• AVAILABLE RECORDS:
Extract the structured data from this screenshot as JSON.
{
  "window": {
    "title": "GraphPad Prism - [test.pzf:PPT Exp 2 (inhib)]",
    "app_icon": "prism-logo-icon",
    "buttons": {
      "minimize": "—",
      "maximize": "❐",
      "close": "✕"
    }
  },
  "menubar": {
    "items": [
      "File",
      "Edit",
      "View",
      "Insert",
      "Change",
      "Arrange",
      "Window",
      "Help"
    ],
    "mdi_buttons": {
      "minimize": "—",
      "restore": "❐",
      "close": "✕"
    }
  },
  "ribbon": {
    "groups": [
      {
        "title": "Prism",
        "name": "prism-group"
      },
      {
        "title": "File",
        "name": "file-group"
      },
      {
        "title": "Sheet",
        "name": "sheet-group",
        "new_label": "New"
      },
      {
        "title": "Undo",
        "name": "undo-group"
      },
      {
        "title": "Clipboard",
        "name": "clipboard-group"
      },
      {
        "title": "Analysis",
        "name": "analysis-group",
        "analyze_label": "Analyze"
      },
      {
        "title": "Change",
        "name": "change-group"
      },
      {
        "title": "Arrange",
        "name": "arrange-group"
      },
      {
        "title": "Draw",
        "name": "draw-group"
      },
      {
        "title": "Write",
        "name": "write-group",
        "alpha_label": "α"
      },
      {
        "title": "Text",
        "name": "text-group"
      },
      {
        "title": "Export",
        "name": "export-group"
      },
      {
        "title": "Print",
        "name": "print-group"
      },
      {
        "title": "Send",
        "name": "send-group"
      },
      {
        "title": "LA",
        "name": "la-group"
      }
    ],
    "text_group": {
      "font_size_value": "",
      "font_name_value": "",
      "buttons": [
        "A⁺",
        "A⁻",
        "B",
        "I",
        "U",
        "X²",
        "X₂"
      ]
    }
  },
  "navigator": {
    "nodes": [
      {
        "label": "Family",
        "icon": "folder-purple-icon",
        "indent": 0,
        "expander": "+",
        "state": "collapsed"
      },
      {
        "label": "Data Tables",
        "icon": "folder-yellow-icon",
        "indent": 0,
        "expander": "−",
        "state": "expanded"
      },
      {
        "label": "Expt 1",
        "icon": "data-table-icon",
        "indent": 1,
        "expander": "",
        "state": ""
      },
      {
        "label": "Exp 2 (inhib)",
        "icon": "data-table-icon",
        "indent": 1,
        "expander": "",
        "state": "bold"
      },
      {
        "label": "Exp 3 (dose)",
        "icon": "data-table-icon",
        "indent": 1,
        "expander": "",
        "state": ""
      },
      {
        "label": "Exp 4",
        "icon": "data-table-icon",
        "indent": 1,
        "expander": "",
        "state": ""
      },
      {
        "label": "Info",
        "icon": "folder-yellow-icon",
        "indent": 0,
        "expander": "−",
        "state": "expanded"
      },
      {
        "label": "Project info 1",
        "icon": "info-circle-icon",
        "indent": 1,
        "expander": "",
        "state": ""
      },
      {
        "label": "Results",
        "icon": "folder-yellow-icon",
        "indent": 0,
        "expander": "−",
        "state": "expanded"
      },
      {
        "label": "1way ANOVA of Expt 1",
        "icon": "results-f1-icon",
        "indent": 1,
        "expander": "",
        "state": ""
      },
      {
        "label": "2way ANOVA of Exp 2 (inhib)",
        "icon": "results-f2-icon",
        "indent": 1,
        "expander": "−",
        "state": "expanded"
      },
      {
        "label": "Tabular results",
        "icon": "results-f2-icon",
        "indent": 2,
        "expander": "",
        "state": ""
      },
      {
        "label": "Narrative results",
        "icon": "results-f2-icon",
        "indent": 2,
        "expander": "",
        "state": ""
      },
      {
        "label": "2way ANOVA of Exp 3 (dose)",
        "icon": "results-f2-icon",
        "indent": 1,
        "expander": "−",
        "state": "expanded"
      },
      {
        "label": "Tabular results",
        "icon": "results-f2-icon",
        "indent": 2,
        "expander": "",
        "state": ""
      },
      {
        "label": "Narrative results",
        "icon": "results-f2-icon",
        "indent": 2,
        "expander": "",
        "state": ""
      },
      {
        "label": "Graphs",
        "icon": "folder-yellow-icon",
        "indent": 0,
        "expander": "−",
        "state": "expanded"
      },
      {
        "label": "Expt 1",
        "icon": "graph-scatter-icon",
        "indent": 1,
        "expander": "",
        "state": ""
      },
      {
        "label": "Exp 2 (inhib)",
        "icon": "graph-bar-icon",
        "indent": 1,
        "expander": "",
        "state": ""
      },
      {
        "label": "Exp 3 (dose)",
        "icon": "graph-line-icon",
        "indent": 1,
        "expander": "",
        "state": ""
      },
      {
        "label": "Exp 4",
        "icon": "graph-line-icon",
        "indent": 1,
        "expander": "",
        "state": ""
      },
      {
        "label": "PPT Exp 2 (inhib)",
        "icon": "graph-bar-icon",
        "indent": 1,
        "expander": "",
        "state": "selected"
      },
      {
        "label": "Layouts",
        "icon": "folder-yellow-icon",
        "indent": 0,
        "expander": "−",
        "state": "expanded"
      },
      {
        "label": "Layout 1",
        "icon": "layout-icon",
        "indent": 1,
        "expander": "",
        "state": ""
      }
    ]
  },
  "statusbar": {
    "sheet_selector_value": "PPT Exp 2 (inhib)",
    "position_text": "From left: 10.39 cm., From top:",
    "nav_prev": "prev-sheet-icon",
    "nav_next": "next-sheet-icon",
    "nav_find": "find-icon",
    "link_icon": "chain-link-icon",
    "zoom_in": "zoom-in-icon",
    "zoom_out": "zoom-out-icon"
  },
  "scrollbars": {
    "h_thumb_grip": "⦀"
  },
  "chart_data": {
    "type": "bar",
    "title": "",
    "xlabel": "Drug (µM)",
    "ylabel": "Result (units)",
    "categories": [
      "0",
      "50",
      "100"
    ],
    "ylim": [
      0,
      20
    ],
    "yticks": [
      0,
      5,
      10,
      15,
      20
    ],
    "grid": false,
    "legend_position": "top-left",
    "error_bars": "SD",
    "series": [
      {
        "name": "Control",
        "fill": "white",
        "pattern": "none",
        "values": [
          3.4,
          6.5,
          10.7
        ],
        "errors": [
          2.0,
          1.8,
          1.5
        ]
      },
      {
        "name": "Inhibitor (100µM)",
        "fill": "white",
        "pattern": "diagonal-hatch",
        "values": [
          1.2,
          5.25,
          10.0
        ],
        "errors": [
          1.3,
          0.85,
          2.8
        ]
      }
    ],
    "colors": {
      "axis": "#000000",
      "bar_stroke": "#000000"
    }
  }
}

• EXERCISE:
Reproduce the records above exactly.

• RESPONSE TO THIS EXERCISE:
Extract the structured data from this screenshot as JSON.
{
  "window": {
    "title": "GraphPad Prism - [test.pzf:PPT Exp 2 (inhib)]",
    "app_icon": "prism-logo-icon",
    "buttons": {
      "minimize": "—",
      "maximize": "❐",
      "close": "✕"
    }
  },
  "menubar": {
    "items": [
      "File",
      "Edit",
      "View",
      "Insert",
      "Change",
      "Arrange",
      "Window",
      "Help"
    ],
    "mdi_buttons": {
      "minimize": "—",
      "restore": "❐",
      "close": "✕"
    }
  },
  "ribbon": {
    "groups": [
      {
        "title": "Prism",
        "name": "prism-group"
      },
      {
        "title": "File",
        "name": "file-group"
      },
      {
        "title": "Sheet",
        "name": "sheet-group",
        "new_label": "New"
      },
      {
        "title": "Undo",
        "name": "undo-group"
      },
      {
        "title": "Clipboard",
        "name": "clipboard-group"
      },
      {
        "title": "Analysis",
        "name": "analysis-group",
        "analyze_label": "Analyze"
      },
      {
        "title": "Change",
        "name": "change-group"
      },
      {
        "title": "Arrange",
        "name": "arrange-group"
      },
      {
        "title": "Draw",
        "name": "draw-group"
      },
      {
        "title": "Write",
        "name": "write-group",
        "alpha_label": "α"
      },
      {
        "title": "Text",
        "name": "text-group"
      },
      {
        "title": "Export",
        "name": "export-group"
      },
      {
        "title": "Print",
        "name": "print-group"
      },
      {
        "title": "Send",
        "name": "send-group"
      },
      {
        "title": "LA",
        "name": "la-group"
      }
    ],
    "text_group": {
      "font_size_value": "",
      "font_name_value": "",
      "buttons": [
        "A⁺",
        "A⁻",
        "B",
        "I",
        "U",
        "X²",
        "X₂"
      ]
    }
  },
  "navigator": {
    "nodes": [
      {
        "label": "Family",
        "icon": "folder-purple-icon",
        "indent": 0,
        "expander": "+",
        "state": "collapsed"
      },
      {
        "label": "Data Tables",
        "icon": "folder-yellow-icon",
        "indent": 0,
        "expander": "−",
        "state": "expanded"
      },
      {
        "label": "Expt 1",
        "icon": "data-table-icon",
        "indent": 1,
        "expander": "",
        "state": ""
      },
      {
        "label": "Exp 2 (inhib)",
        "icon": "data-table-icon",
        "indent": 1,
        "expander": "",
        "state": "bold"
      },
      {
        "label": "Exp 3 (dose)",
        "icon": "data-table-icon",
        "indent": 1,
        "expander": "",
        "state": ""
      },
      {
        "label": "Exp 4",
        "icon": "data-table-icon",
        "indent": 1,
        "expander": "",
        "state": ""
      },
      {
        "label": "Info",
        "icon": "folder-yellow-icon",
        "indent": 0,
        "expander": "−",
        "state": "expanded"
      },
      {
        "label": "Project info 1",
        "icon": "info-circle-icon",
        "indent": 1,
        "expander": "",
        "state": ""
      },
      {
        "label": "Results",
        "icon": "folder-yellow-icon",
        "indent": 0,
        "expander": "−",
        "state": "expanded"
      },
      {
        "label": "1way ANOVA of Expt 1",
        "icon": "results-f1-icon",
        "indent": 1,
        "expander": "",
        "state": ""
      },
      {
        "label": "2way ANOVA of Exp 2 (inhib)",
        "icon": "results-f2-icon",
        "indent": 1,
        "expander": "−",
        "state": "expanded"
      },
      {
        "label": "Tabular results",
        "icon": "results-f2-icon",
        "indent": 2,
        "expander": "",
        "state": ""
      },
      {
        "label": "Narrative results",
        "icon": "results-f2-icon",
        "indent": 2,
        "expander": "",
        "state": ""
      },
      {
        "label": "2way ANOVA of Exp 3 (dose)",
        "icon": "results-f2-icon",
        "indent": 1,
        "expander": "−",
        "state": "expanded"
      },
      {
        "label": "Tabular results",
        "icon": "results-f2-icon",
        "indent": 2,
        "expander": "",
        "state": ""
      },
      {
        "label": "Narrative results",
        "icon": "results-f2-icon",
        "indent": 2,
        "expander": "",
        "state": ""
      },
      {
        "label": "Graphs",
        "icon": "folder-yellow-icon",
        "indent": 0,
        "expander": "−",
        "state": "expanded"
      },
      {
        "label": "Expt 1",
        "icon": "graph-scatter-icon",
        "indent": 1,
        "expander": "",
        "state": ""
      },
      {
        "label": "Exp 2 (inhib)",
        "icon": "graph-bar-icon",
        "indent": 1,
        "expander": "",
        "state": ""
      },
      {
        "label": "Exp 3 (dose)",
        "icon": "graph-line-icon",
        "indent": 1,
        "expander": "",
        "state": ""
      },
      {
        "label": "Exp 4",
        "icon": "graph-line-icon",
        "indent": 1,
        "expander": "",
        "state": ""
      },
      {
        "label": "PPT Exp 2 (inhib)",
        "icon": "graph-bar-icon",
        "indent": 1,
        "expander": "",
        "state": "selected"
      },
      {
        "label": "Layouts",
        "icon": "folder-yellow-icon",
        "indent": 0,
        "expander": "−",
        "state": "expanded"
      },
      {
        "label": "Layout 1",
        "icon": "layout-icon",
        "indent": 1,
        "expander": "",
        "state": ""
      }
    ]
  },
  "statusbar": {
    "sheet_selector_value": "PPT Exp 2 (inhib)",
    "position_text": "From left: 10.39 cm., From top:",
    "nav_prev": "prev-sheet-icon",
    "nav_next": "next-sheet-icon",
    "nav_find": "find-icon",
    "link_icon": "chain-link-icon",
    "zoom_in": "zoom-in-icon",
    "zoom_out": "zoom-out-icon"
  },
  "scrollbars": {
    "h_thumb_grip": "⦀"
  },
  "chart_data": {
    "type": "bar",
    "title": "",
    "xlabel": "Drug (µM)",
    "ylabel": "Result (units)",
    "categories": [
      "0",
      "50",
      "100"
    ],
    "ylim": [
      0,
      20
    ],
    "yticks": [
      0,
      5,
      10,
      15,
      20
    ],
    "grid": false,
    "legend_position": "top-left",
    "error_bars": "SD",
    "series": [
      {
        "name": "Control",
        "fill": "white",
        "pattern": "none",
        "values": [
          3.4,
          6.5,
          10.7
        ],
        "errors": [
          2.0,
          1.8,
          1.5
        ]
      },
      {
        "name": "Inhibitor (100µM)",
        "fill": "white",
        "pattern": "diagonal-hatch",
        "values": [
          1.2,
          5.25,
          10.0
        ],
        "errors": [
          1.3,
          0.85,
          2.8
        ]
      }
    ],
    "colors": {
      "axis": "#000000",
      "bar_stroke": "#000000"
    }
  }
}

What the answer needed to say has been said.